No startup dates have been set for the second phase of the project, the Western Rail Yard. This phase will include the West tower, the school and residential and retail space.
All buildings will aim for LEED-Gold certification. The project will also pursue LEED for Neighborhood Development certification with features including shared neighborhood infrastructure and services; green roofs; and rainwater capture and reuse.
"We are aiming to create a LEED-designated neighborhood due to nearby transportation, open space, using floor-to-ceiling glass and by working with the High Line," Cross says.
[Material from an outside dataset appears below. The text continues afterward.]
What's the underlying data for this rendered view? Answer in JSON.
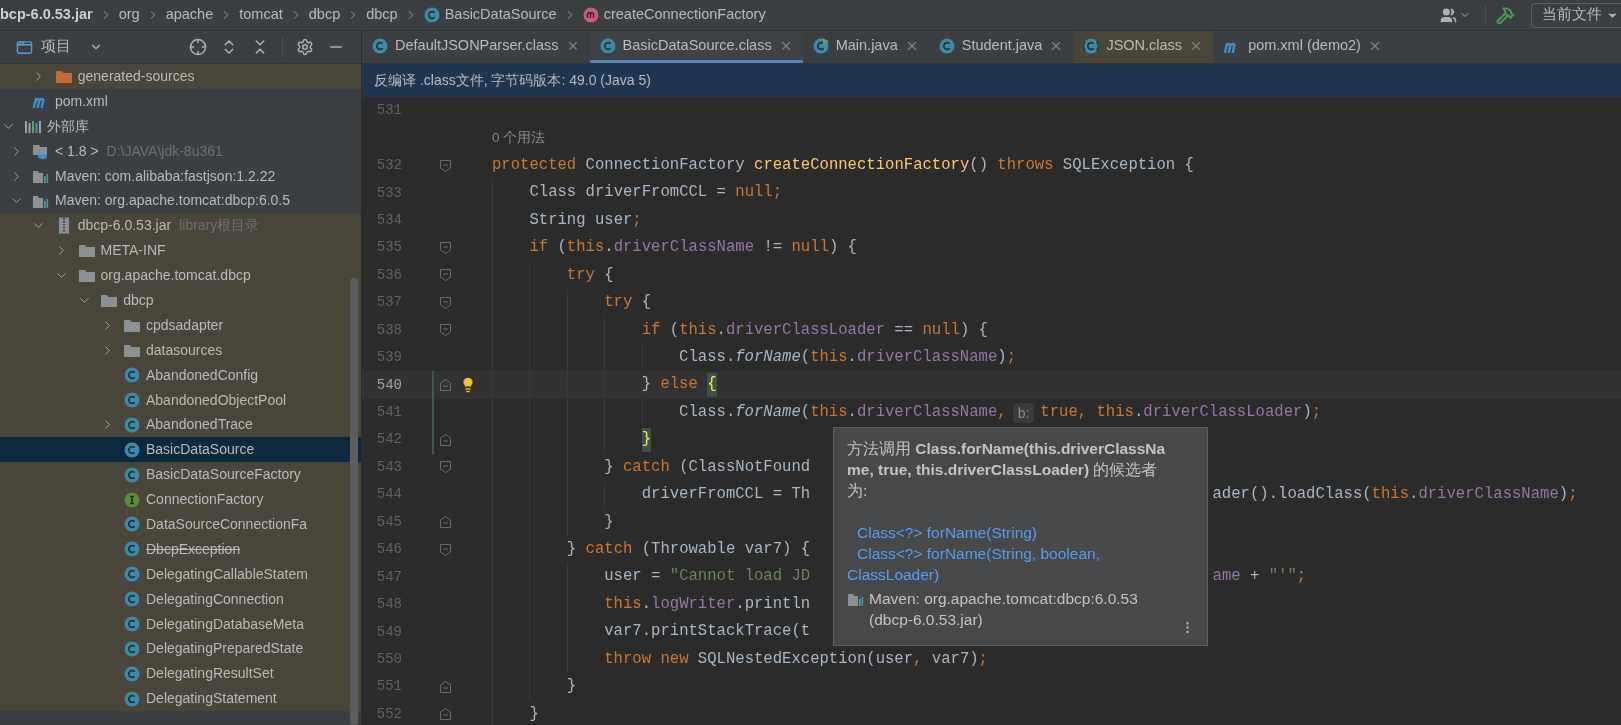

The entire complex is also being built to be as resilient as possible to protect against storms, blackouts and even potential terrorist attacks, he adds.
Besides sustainability, safety is also a priority, says Jorge Casado, a spokesman at Tutor Perini, Sylmar, Calif., the Hudson Yards general contractor. The site's environmental, health and safety program includes full-time, onsite safety officers and weekly safety briefings, he says. Quarterly safety meetings are also held and consist of executive-level attendance from each of the subcontractors on site, their safety professionals, project managers and at least one trade-level foreman from each trade contractor.
Tutor Perini's MWBE participation is high, "even at this early stage in the game," Casado says. The first large subcontract for mass excavation, foundations and shoring was awarded to a WBE, he adds.
Heading up the 26-acre project is Hudson Yards Construction LLC, a Related -Tishman Construction Co. partnership managing construction and development.
Both Tishman and Tutor Perini have worked with Related before. For Tishman, projects have included New York City's 2012 Olympic bid and the MiMA building, says Jay Badame, president and COO of Tishman's New York region. Tutor Perini worked with the developer on the $4-billion, 6-million-sq-ft Cosmopolitan Resort in Las Vegas.
At Hudson Yards, Tishman is working with Related as a non-equity partner, assisting with cost strategy to acquire the tenants needed to move the project forward, Badame says.
Some 80% of the space in the 1.7-million-sq-ft South tower has been committed so far, and the developers are in talks with four to five potential tenants for the North tower, Cross says. Once tenants are secured, work can begin on the platform and the North tower, he adds.
Tishman is also assisting in obtaining trades and on project labor agreements. It was, in fact, a year-long negotiation of labor agreements that contributed to a delay of the first tower's start date, although it is still on track for completion in 2015, Cross says. Other contributors to the delay were rezoning of a portion of the project in 2009 and the fact that "as the project continued to be marketed, Related had to respond to the needs of tenants, leading to the constant evolution of design," Cross says.
Cross calls the project's progress in the last four years "remarkable." He says "a lot was done, but there was a lot to be done."
Industry professionals agree. "The joint venture should be given credit for seeing [the project] through and overcoming hurdles to get to a point where there are shovels in the ground," says Lou Coletti, president of the Building Trades Employers' Association, New York.
Cross admits that the project has had its skeptics from the start. "We're trying to prove those who think this project won't happen in their lifetime wrong," he says.